%if 0%{?cmake_build:1}
make %{?_smp_mflags}

%if 0%{?cmake_install:1}
make install DESTDIR=%{buildroot}

: Static library
rm -f  %{buildroot}%{_libdir}/*.a
rm -rf %{buildroot}%{_libdir}/cmake/*static*
rm -rf %{buildroot}%{_libdir}/pkgconfig/*static*
: Documentation
rm -rf %{buildroot}%{_datadir}/%{name}


%if %{with tests}
: Run a server
mkdir dbtest
mongod \
  --journal \
  --ipv6 \
  --unixSocketPrefix /tmp \
  --logpath     $PWD/server.log \
  --pidfilepath $PWD/ \
  --dbpath      $PWD/dbtest \

: Run the test suite

make check || ret=1

: Cleanup
[ -s ] && kill $(cat

if grep -r static %{buildroot}%{_libdir}/cmake; then
  : cmake configuration file contain reference to static library
exit $ret


%files libs
%{!?_licensedir:%global license %%doc}
%license COPYING

%files devel
%doc src/%{libname}/examples
%doc NEWS

%files -n libbson
%license COPYING

%files -n libbson-devel
%doc src/libbson/examples
%doc src/libbson/NEWS

I placed this spec file in a work directory, then downloaded the mongo-c-driver tarball from into the same work directory. I also created two Yum repo files for installing some of the dependencies for the build. These were libmongocrypt and MongoDB (I chose to install version 4.0):

name=libmongocrypt repository
name=MongoDB Repository

Next, I created a Dockerfile in the work directory that installs the required dependencies and builds the image.

FROM centos:7
COPY libmongocrypt.repo /etc/yum.repos.d
COPY mongodb.repo /etc/yum.repos.d
RUN yum install -y epel-release
RUN yum install -y rpm-build icu libicu-devel python-sphinx python2-sphinx snappy cmake3 libzstd-devel libmongocrypt mongodb-org-server gcc openssl-devel cyrus-sasl-devel
COPY mongo-c-driver-*.tar.gz rpmbuild/SOURCES
COPY mongo-c-driver.spec rpmbuild/SPECS

Now the container image can be built:

sudo docker build --pull -t="matt/mongo-c-driver" .

Next, I created a directory for the container to mount as a pass-through volume, so that it has a location to copy the finished RPMs into.

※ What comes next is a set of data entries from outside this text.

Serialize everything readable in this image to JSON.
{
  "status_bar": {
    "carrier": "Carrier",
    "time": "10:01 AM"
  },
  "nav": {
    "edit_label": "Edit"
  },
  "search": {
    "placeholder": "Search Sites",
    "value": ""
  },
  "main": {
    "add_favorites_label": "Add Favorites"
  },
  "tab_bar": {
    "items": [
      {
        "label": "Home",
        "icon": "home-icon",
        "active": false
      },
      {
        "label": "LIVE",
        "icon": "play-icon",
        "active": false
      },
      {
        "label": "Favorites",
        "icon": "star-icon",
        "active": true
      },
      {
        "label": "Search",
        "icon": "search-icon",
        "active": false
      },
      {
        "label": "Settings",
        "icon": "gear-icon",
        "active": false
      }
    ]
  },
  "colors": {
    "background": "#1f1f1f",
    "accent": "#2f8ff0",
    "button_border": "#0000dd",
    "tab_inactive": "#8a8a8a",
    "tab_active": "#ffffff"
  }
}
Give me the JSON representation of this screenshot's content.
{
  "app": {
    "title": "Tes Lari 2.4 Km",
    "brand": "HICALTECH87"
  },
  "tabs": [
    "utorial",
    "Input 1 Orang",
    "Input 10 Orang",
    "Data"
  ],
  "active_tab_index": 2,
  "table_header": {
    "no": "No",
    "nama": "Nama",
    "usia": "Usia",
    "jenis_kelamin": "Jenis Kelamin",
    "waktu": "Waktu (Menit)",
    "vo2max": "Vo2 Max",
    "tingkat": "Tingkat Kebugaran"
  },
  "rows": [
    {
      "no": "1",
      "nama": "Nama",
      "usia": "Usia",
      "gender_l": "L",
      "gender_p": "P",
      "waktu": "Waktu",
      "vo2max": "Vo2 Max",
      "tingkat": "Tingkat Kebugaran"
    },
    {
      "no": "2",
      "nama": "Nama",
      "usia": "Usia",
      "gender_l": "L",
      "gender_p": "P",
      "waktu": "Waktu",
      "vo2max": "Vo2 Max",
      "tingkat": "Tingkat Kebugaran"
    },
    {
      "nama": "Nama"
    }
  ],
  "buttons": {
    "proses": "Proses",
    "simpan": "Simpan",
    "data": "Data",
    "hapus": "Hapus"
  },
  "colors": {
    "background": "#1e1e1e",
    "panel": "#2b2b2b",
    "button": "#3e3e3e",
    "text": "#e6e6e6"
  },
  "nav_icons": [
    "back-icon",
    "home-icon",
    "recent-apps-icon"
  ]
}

I chose to create an “artifacts” directory within my work directory, as this task would later be turned into a Jenkins job. You can chose another location, however. The option follows the format of -v <local_dir>:<container_dir>. Once the directory had been created, I ran the container to build the RPMs:

sudo docker run --rm -v $HOME/mongo-c-driver/artifacts:/artifacts matt/mongo-c-driver /bin/bash -c "cd rpmbuild/SPECS && rpmbuild -ba mongo-c-driver.spec && cp ../RPMS/x86_64/*.rpm /artifacts"

If the RPM builds successfully, the RPMs should be dropped into the specified local directory in the -v option and made available for installation.

matt@docker:~$ ls mongo-c-driver/artifacts/

In a future post, I will show how I turned this task into a Jenkins job, so that one can build these packages regularly as new versions are released.

Finally, a disclaimer: I’m not an expert on Docker or building RPMs. Someone else more than likely has a better solution for achieving this end result. Rather, I would merely like to share how I arrived at a solution for building these packages and hope it will save someone else the trial and error I went through.


1) Remi Collet for providing the spec file to modify for this task:
2) mongo-c-driver contributors and authors for providing the source tarball:
3) This guide for providing an example of how to build RPMs with Docker: